▸ Try it: Print out each record below, unaltered and complete, without its images.

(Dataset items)
________________

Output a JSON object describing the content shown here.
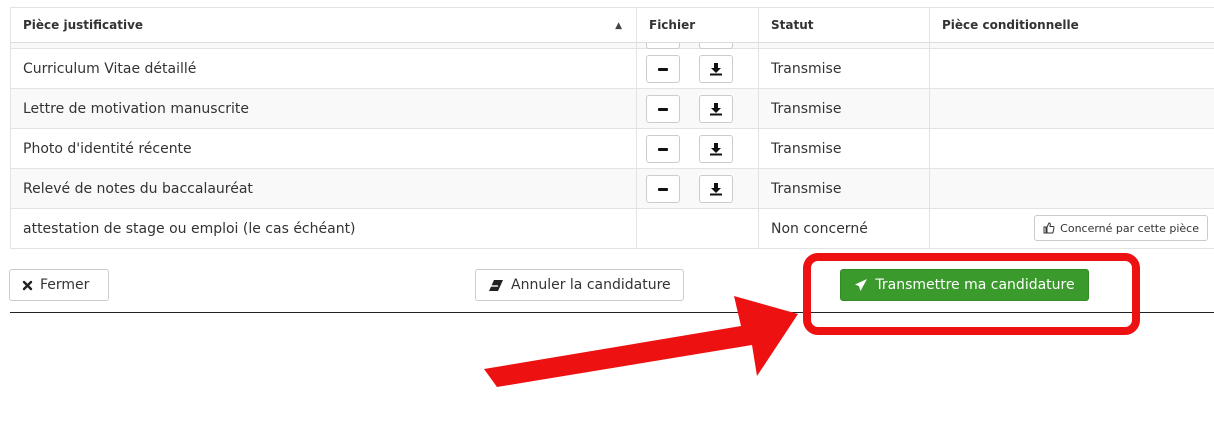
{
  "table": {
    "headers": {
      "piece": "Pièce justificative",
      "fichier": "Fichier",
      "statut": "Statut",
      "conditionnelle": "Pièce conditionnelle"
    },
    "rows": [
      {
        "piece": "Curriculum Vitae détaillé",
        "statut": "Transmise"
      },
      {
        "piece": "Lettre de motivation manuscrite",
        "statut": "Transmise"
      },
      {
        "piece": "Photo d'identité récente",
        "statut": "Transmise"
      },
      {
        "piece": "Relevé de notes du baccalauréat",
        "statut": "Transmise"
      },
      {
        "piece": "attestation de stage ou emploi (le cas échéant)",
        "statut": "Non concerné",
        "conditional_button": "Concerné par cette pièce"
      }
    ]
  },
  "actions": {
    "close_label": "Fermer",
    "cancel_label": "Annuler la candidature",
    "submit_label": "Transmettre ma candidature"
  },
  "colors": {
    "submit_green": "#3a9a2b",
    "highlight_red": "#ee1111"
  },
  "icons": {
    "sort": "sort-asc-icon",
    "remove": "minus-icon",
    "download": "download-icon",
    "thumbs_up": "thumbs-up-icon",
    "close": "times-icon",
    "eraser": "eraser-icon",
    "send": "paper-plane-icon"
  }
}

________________

▸ Output of the exercise:
Output a JSON object describing the content shown here.
{
  "table": {
    "headers": {
      "piece": "Pièce justificative",
      "fichier": "Fichier",
      "statut": "Statut",
      "conditionnelle": "Pièce conditionnelle"
    },
    "rows": [
      {
        "piece": "Curriculum Vitae détaillé",
        "statut": "Transmise"
      },
      {
        "piece": "Lettre de motivation manuscrite",
        "statut": "Transmise"
      },
      {
        "piece": "Photo d'identité récente",
        "statut": "Transmise"
      },
      {
        "piece": "Relevé de notes du baccalauréat",
        "statut": "Transmise"
      },
      {
        "piece": "attestation de stage ou emploi (le cas échéant)",
        "statut": "Non concerné",
        "conditional_button": "Concerné par cette pièce"
      }
    ]
  },
  "actions": {
    "close_label": "Fermer",
    "cancel_label": "Annuler la candidature",
    "submit_label": "Transmettre ma candidature"
  },
  "colors": {
    "submit_green": "#3a9a2b",
    "highlight_red": "#ee1111"
  },
  "icons": {
    "sort": "sort-asc-icon",
    "remove": "minus-icon",
    "download": "download-icon",
    "thumbs_up": "thumbs-up-icon",
    "close": "times-icon",
    "eraser": "eraser-icon",
    "send": "paper-plane-icon"
  }
}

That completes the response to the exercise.